Well, they’re back, and nesting. But nowhere near in the numbers they had last year. I’m afraid the flood last June that ¬†killed so many chicks has had an effect on them.

hey-you!

This one, near Fort Pickens Road, seemed to be saying – just go away and leave me alone. Because, obviously …

one-egg

… she had one young-un to look after, and was probably expecting another (maybe even two more) soon.

Meanwhile, down at Opal Beach, there were several more.

flight-tern

All of them looked healthy – and fiesty! This guy took an immediate dislike for me and decided to dive at the car just to let me know I was not welcome to come any closer.

So I meandered down to the Causeway at the Navarre Beach Bridge to look for Black Skimmers.

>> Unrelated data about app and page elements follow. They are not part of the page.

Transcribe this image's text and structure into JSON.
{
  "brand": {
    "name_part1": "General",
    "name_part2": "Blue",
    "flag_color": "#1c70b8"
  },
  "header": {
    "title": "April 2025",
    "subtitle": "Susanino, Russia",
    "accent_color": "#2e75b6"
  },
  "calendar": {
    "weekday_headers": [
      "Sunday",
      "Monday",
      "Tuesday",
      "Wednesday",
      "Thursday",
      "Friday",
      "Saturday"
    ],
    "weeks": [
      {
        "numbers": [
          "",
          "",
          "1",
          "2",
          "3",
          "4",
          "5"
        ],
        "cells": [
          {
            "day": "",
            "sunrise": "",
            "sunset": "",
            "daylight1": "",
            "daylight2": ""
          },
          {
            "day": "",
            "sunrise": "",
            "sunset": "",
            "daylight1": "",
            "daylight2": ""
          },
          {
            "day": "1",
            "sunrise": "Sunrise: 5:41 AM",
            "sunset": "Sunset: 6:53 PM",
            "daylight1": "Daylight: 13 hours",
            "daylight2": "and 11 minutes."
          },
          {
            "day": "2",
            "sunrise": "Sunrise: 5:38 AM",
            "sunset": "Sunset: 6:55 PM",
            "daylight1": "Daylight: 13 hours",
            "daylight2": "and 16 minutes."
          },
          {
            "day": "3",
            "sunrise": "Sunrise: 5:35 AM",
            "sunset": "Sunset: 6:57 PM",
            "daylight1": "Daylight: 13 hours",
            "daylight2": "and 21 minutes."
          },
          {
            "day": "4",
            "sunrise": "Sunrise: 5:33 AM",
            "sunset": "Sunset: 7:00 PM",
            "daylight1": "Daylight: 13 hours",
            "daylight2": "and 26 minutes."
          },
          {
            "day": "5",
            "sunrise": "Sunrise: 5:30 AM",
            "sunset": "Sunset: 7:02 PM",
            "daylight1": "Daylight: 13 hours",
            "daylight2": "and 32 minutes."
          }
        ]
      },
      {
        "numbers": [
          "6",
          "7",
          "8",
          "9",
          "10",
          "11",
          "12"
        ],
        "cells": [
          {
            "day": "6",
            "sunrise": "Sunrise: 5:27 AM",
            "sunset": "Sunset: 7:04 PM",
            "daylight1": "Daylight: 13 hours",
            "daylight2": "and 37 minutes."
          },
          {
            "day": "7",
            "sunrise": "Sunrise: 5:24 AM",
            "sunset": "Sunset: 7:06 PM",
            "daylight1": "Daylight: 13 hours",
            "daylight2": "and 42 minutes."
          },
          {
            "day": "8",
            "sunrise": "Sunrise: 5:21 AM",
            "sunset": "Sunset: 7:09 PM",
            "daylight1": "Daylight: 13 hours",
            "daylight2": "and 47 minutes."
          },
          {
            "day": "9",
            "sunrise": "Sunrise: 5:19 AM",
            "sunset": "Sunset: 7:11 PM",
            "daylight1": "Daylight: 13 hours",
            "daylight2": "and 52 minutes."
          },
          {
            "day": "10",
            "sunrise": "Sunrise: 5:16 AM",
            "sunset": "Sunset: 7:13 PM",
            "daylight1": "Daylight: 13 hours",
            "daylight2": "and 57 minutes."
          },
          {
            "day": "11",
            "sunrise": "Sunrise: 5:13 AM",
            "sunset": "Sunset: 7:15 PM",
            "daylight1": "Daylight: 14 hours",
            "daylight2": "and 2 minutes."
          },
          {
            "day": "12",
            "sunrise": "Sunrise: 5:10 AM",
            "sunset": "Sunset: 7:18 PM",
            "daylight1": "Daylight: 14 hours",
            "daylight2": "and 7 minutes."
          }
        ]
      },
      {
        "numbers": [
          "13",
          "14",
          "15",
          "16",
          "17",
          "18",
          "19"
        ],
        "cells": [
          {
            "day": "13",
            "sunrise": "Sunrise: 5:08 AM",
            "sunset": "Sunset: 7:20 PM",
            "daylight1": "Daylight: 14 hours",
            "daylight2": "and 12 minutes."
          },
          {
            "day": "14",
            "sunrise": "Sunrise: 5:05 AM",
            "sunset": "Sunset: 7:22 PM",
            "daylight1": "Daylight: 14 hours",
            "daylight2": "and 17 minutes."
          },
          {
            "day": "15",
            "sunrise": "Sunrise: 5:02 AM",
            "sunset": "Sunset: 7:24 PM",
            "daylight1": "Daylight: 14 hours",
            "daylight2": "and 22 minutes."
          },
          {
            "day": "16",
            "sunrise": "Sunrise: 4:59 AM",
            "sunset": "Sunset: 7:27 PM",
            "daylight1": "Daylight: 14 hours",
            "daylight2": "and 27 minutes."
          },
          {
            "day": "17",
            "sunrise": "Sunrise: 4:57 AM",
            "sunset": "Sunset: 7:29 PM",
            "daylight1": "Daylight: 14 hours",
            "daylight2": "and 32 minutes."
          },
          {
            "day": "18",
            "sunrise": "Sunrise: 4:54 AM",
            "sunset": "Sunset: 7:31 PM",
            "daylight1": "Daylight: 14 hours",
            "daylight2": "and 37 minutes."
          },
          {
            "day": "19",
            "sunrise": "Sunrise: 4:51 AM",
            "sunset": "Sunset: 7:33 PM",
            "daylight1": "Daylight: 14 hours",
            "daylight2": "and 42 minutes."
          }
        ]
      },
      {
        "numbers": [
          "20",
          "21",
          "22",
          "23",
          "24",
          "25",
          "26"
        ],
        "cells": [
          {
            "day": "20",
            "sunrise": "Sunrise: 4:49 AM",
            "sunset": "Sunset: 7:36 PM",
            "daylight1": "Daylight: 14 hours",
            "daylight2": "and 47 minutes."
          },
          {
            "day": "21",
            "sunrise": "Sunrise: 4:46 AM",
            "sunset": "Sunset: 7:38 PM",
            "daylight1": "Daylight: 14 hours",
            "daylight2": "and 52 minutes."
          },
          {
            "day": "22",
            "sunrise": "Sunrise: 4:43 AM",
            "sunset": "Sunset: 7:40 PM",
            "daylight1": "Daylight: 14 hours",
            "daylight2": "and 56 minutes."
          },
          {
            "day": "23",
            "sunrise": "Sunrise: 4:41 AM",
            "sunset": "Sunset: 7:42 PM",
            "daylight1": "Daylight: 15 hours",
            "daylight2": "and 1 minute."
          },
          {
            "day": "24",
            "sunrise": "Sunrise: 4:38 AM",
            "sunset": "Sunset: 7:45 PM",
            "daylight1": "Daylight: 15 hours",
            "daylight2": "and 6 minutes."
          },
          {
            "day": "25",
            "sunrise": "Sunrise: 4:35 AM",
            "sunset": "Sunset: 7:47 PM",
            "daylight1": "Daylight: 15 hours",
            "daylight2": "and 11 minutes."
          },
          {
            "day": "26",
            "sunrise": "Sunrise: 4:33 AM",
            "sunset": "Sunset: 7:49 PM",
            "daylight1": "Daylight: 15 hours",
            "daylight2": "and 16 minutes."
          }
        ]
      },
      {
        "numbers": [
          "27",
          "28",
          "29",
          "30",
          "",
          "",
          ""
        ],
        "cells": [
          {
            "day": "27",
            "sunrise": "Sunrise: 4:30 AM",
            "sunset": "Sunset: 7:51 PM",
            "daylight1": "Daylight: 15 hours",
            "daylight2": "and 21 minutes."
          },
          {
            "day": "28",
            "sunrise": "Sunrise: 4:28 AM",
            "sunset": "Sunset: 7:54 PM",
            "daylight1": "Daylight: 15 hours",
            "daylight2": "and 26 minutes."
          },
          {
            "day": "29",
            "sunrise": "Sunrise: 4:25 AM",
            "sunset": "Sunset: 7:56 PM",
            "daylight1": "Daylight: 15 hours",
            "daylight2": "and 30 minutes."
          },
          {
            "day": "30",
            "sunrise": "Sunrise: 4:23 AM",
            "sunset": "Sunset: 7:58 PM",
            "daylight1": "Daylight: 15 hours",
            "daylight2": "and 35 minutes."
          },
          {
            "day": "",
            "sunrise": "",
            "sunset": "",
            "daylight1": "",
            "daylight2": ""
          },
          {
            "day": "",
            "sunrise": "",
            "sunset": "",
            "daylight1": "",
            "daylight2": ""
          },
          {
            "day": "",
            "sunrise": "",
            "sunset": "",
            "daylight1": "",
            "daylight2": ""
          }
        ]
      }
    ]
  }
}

There are currently two huge pods, or flocks, or whatever you call them, along the east side of the road. And as soon as I started shooting I noticed this commotion:

oh-yeah!-

A confrontation between a tiny Least Tern and a much larger Skimmer. It seems that the Tern’s mate had decided to set up housekeeping right in the middle of this gang of Skimmers. And now …

defending-his-mate copy

…it was the little guy’s duty to fight off any interlopers who might get too close to her.

This could be a long process. I’ve noticed in the past that the Skimmers are very curious about Tern nests in their territory. I don’t know if they disturb them, but they sure are curious. And since it takes about 19 days for a Least Tern chick to hatch … well, Dad’s got a lot of defending to do.

So, ¬†good luck, all you little guys. And you big guys too. I’ll come around to check on you whenever I get a chance.